With the increasing number of mergers and acquisitions (“M&A”), transfer of contributed capital and securities is becoming more common and is widely used by both domestic and foreign investors.
How to comply with the regulations and have efficiency tax efficient approach is one of the key concerns of most shareholders, who would like to invest or divest their ownership in a Vietnamese company. In general, share transfer in Vietnam includes the sale of capital contributed in a limited liability company (“LLC”) and securities of a joint stock company (“JSC”), and in certain circumstances, the taxes imposed on each transaction are different.
Tax Liability of the Sellers
For local corporate sellers, any gain derived from the transfer of capital/securities in another Vietnamese entity is regarded as other income and accordingly subject to Corporate Income Tax (“CIT”) at the current standard rate of 20 percent.
For foreign corporate sellers, the tax treatment on capital gains earned by a foreign seller is different depending on the corporate form of the target. In particular, the transfer of contributed capital in a Vietnamese LLC is subject to CIT at 20 percent on the gain whereas the transfer of securities (bonds, shares of JSCs) is subject to CIT on a deemed basis at 0.1 percent of the sale price.
The current Personal Income Tax (“PIT”) regulation has different tax implications on capital gains based on the tax residency status of individual investors, as well as the corporate form of the target. Accordingly, a Vietnamese seller or a foreign seller, who is considered a tax resident in Vietnam, will be liable to 20 percent PIT on the gain from transferring contributed capital in a LLC; or to a flat deemed PIT rate of 0.1 percent on the sales proceeds from the transfer of securities.
However, an individual investor who is a non-tax resident in Vietnam and earns income from the transfer of capital/securities in a Vietnamese LLC/JSC is subject to PIT at a rate of 0.1 percent on the sales proceeds.
The aforesaid taxable gains are determined as the excess of the transfer price less the purchase price of transferred capital/securities less the deductible transfer expenses.
The transfer price of an LLC or a public non-listed company is the total actual value earned by the sellers under the Capital Transfer Agreement (“CTA”).
In the event the transfer price is not stated in the CTA or when the tax authority has grounds to determine that the transfer price does not equate to the market price, they may re-evaluate the transfer price, based on the arm’s length principle for tax purposes.
The value of transferred capital includes the value of capital contributed for the enterprise establishment, value of the capital from additional contributions, value of the capital contribution sourced from an acquisition transaction, value of the capital contribution sourced from retained earnings using for capital increment, at the time of capital transfer.
Deductible transfer costs are the reasonable expenses actually incurred and directly related to the capital transfer, and supported by the legitimate invoices/ documents, e.g. expenses to carry out the legal procedures, negotiate and sign off the CTA, etc.
Tax Liability of the Buyers
At the time of receiving transferred capital/securities, no tax is imposed on the buyer or the transferees.
However, upon making an investment decision, foreign buyers often start to think of their future exit strategy.

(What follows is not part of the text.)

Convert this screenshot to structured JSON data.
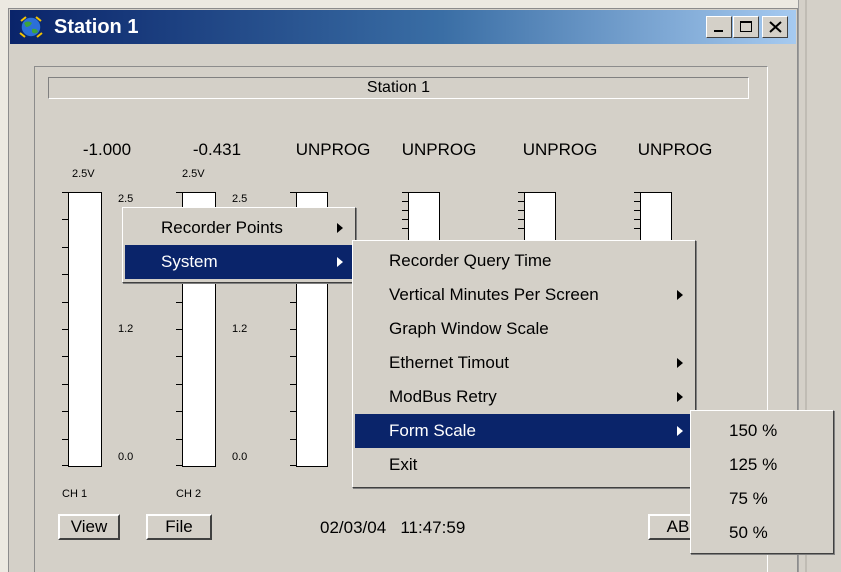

Upon their future disposal of shares, from a tax perspective, the foreign buyers will wish to achieve tax efficiency. Thus, they may consider investing through an offshore holding company established in a jurisdiction where tax treaty protection may be applicable and where there is possible tax exemption, as then the future disposal occurs outside of Vietnam. Another viable option is investing through an Intermediary, e.g. a securities company or fund manager in case the tax payable amount calculated at 20 percent CIT on net capital gain is higher than the tax payable amount calculated at the deemed rate of 0.1 percent on total selling price.
Tax Treaty Protection
Foreign investors earning gains from share sales can seek tax protection under Avoidance of Double Taxation Agreements (“DTA”) signed between Vietnam with approximately 75 countries.
Tax treaty claims are not automatically granted to beneficiaries unless conditions for tax exemption/reduction are satisfied. An application dossier is required and subject to the final approval/assessment from the tax authority.
Obligation of Tax Declaration
Generally, the party who takes responsibility for the tax declaration and payment will depend on the nature of transactions. In particular, if:
- the vendor is a Vietnamese company, the vendor is required to declare tax in its year-end CIT finalization return;
- the vendor is an offshore company and the buyer is a local company, the buyer is responsible for withholding tax before making payment to the foreign vendor and for declaring tax on each transaction;
- both the seller and buyer are offshore entities, the responsibility of withholding and declaring tax belongs to the Vietnamese target company;
- a domestic company/individual receives contributed capital from a non-tax resident, such company/individual has an obligation to withhold tax before making payment as well as to pay tax and file tax returns on a monthly/quarterly basis; and
- Then, a tax resident vendor is required to declare tax directly to the tax authority under his/her tax code on each share transfer transaction.
Of note, individuals are not allowed to directly declare tax in case of transferring securities of listed companies, or in some specific cases of unlisted companies.
This article is of a general nature only and readers should obtain advice specific to their circumstances from the professional advisors.